Powertrain systems developer AVL in Europe has successfully trialled an engine made from the Australian alloy in a Volkswagen Lupo sedan. The alloy is being commercialised through AMT.
Mr Finnin says CSIRO will now seek industry partners to commercialise T-Mag: “We’ve only just started to talk to the market about the technology, which is so new that the patents aren’t even published yet.”
high temperature aluminium casting treatment technology
source – http://www.solve.csiro.au/0206/article7.htm
Although heat treatment is commonly used to strengthen wrought and cast aluminium parts, it cannot be used on high-pressure die castings because air bubbles trapped during casting can blistering and distort the parts, making them unusable.
A new heat-treatment technique developed at CSIRO has overcome the problem, allowing high-pressure die cast parts to be strengthened without running the risk of these metal defects.
Dr Roger Lumley, leader of a Light Metals Flagship research team at CSIRO Manufacturing and Infrastructure Technology (CMIT), says high-pressure die casting is commonly used as a high-volume production process in a range of sectors, particularly the automotive industry, where it is used to manufacture parts such as engine blocks, transmission housings and many small parts.
Therefore a strengthening treatment that fits with this existing process is an important development.
“Most of the aluminium parts you see when you open the bonnet of your car are aluminium high-pressure die castings,” says Dr Lumley. The process allows parts to be made quickly – up to 20 small parts a minute.
CSIRO has overcome this manufacturing hurdle by developing a process where die casts can be heat treated. Dr Lumley says this results in quite large improvements in the strength of the part with an excellent surface finish.
Trials at CSIRO’s Clayton laboratories have shown the new process can at least double the strength of high-pressure die cast parts.
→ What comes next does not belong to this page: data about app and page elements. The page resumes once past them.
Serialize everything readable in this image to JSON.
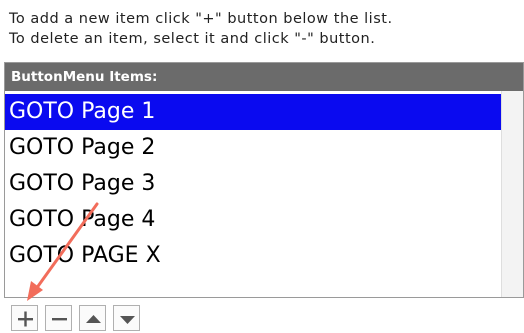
{
  "instructions": {
    "line1": "To add a new item click \"+\" button below the list.",
    "line2": "To delete an item, select it and click \"-\" button."
  },
  "panel": {
    "title": "ButtonMenu Items:",
    "items": [
      {
        "label": "GOTO Page 1",
        "selected": true
      },
      {
        "label": "GOTO Page 2",
        "selected": false
      },
      {
        "label": "GOTO Page 3",
        "selected": false
      },
      {
        "label": "GOTO Page 4",
        "selected": false
      },
      {
        "label": "GOTO PAGE X",
        "selected": false
      }
    ]
  },
  "toolbar": {
    "buttons": [
      {
        "icon": "plus-icon"
      },
      {
        "icon": "minus-icon"
      },
      {
        "icon": "triangle-up-icon"
      },
      {
        "icon": "triangle-down-icon"
      }
    ]
  },
  "colors": {
    "header_bg": "#6b6b6b",
    "selection": "#0a0af0",
    "annotation_arrow": "#f26d5b"
  }
}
This means they can be lighter and still do the same task – a factor that is particularly important in the automotive industry where lighter cars use less fuel and have lower greenhouse gas emissions.
“A lot of these parts are designed for their loads and basically the stronger the material, the lighter you can make the part,” says Dr Lumley. “We would like to think that we could see a 30 per cent weight reduction.
“The die casting industry is very, very cost-sensitive, and if you can use less metal per car part, you also save money.
Sam Tartaglia, business development manager at CMIT, says the industry has sought such a technique for many years.
“This is a major advance,” says Mr Tartaglia, who until recently was a senior executive at US-based company Teksid Aluminum, a world leader in the production of aluminium castings.
“While the new techniques will improve existing parts, it will be in new product design that the benefit will be the greatest. The big advantages will come when products are designed taking into account these new material properties.
Dr Lumley says that while aluminium die casting worldwide is dominated by the automotive industry, other industries can use the new process. Examples include builders’ nail-gun casings and even door handles.
“Basically anything that requires a fairly complex and strong part to be produced quite cheaply can be made using this process,” Dr Lumley says.
Nick Bruse is the General Manager of Clean Technology Australasia Pty Ltd, the organiser of the AustralAsian Cleantech Forums and Dealer Forums, and the leading advocate of Cleantech in Australia. Nick does a weekly blog column on Cleantechblog profiling innovative Australian cleantech, energy, water and environmental technology companies.